Concern over the chemical and ecological status of water bodies has led to a higher demand for performing extensive water quality assessments. Until recently, the focus has mostly been on the water column itself but as it becomes clear that accumulated contaminants in sediments can leach into the water, some attention is now turning to the assessment of contaminants in sediments and the associated ecological risk.
The diffusive gradients in thin films (DGT) technique has shown great potential for applications in sediment quality assessment. The newly published guidelines in ICES TIMES No. 62 are intended to assist with the preparation and handling of DGT devices, sample analysis, and data interpretation.
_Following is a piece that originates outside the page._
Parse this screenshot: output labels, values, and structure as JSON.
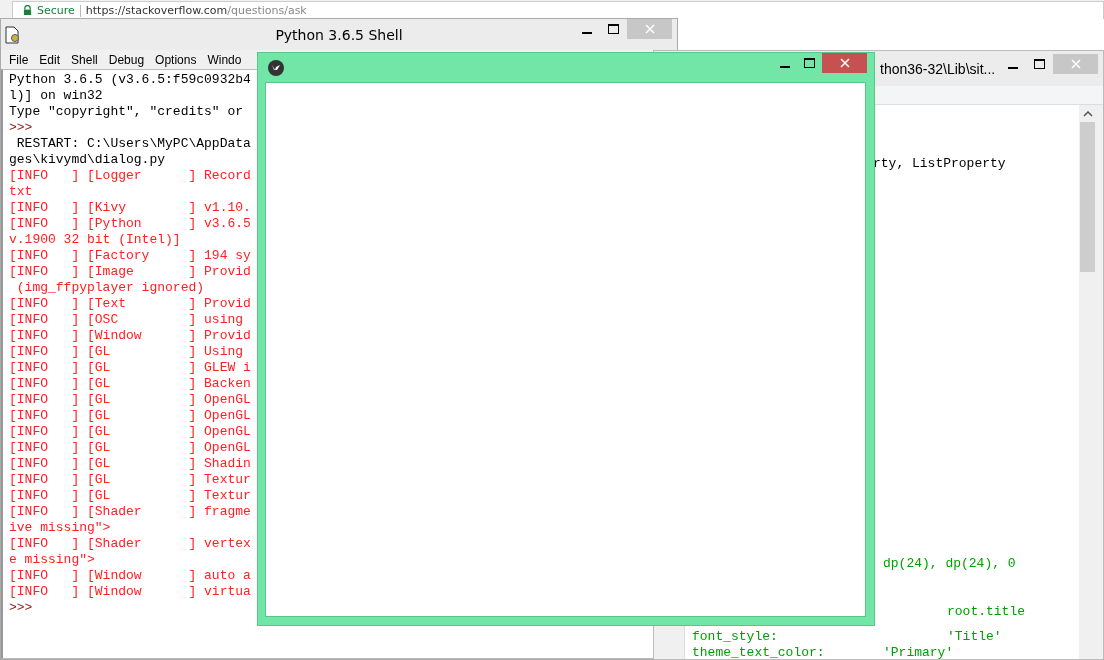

DGT measurements allow the assessment of metal fluxes in sediments, which are useful for evaluating metal contamination, and predicting the risk posed by metal contaminants to benthic organisms.
The guidelines have been produced by Elvio D. Amato (University of Antwerp), Thi Bolam (Cefas) , and Maria Jesus Belzunce-Segarra (AZTI), all members of the Working Group on Marine Sediments in Relation to Pollution (WGMS). The group plays a key role in the advancement of sediment related science.
The authors expect that this publication will benefit experienced users operating in the field of environmental monitoring and risk assessment for aquatic ecosystems, including research institutions, environmental protection agencies, and consulting firms.